Easements

An easement is an incorporeal interest in the land of another that gives the easement holder the right to use the other’s land or to prevent the other person from using the land. Easements can be created in many ways, including by deed, agreement, CC&Rs, through necessity, hostile use (prescription), and through petitioning the court to exercise it equitable powers. The owner of the land usually retains the right to use the land encumbered by the easement to the extent that such use does not unreasonably interfere with the easement holder’s use. Easements frequently give rise to disputes concerning what may be done in the easement by the easement holder and the land owner, whether the easement is being overburdened, who must maintain and repair the easement area, and who must share in the cost of that work.

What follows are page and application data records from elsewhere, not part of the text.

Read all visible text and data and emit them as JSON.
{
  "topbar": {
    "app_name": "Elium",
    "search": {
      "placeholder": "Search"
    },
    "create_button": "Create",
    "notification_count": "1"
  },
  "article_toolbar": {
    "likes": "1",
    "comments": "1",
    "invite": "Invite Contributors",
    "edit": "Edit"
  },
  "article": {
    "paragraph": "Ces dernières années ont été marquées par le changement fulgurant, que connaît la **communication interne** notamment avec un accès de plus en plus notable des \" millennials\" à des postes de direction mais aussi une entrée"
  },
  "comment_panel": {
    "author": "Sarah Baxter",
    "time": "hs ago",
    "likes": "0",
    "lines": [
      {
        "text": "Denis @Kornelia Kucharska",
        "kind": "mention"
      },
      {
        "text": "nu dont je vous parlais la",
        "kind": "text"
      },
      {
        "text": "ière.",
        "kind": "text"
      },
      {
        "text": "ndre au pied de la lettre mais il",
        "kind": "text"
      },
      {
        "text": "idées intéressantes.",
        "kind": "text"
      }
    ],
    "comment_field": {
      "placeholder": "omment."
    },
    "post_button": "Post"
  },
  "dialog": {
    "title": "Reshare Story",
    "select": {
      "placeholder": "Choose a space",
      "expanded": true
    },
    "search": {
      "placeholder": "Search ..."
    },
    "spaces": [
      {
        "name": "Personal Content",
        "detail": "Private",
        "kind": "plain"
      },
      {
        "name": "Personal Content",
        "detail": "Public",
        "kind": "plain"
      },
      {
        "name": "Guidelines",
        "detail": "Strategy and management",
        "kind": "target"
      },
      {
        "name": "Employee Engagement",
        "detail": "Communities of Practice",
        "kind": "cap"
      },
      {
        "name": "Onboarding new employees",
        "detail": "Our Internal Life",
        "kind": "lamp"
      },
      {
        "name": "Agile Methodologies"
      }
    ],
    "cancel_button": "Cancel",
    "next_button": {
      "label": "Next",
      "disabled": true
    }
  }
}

Good Standing

A term of no fixed meaning generally construed in associations to refer to compliance with governing documents. Thus an owner who is in default on payment of assessments, or in violation of the governing documents, may be said to be “not in good standing.” However, because the term is not defined by statute, a clear definition within the governing documents is advisable. A finding that an owner is “not in good standing” may require prior notice and a hearing.

Nonprofit Corporation

Most, but not all, CIDs are incorporated as nonprofit corporations. Most are nonprofit mutual benefit corporations under Corporations Code section 7110 et seq. A very small number of large, typically master, associations may be nonprofit public benefit corporations under the public benefit corporation law, Corporations Code section 5110 et seq.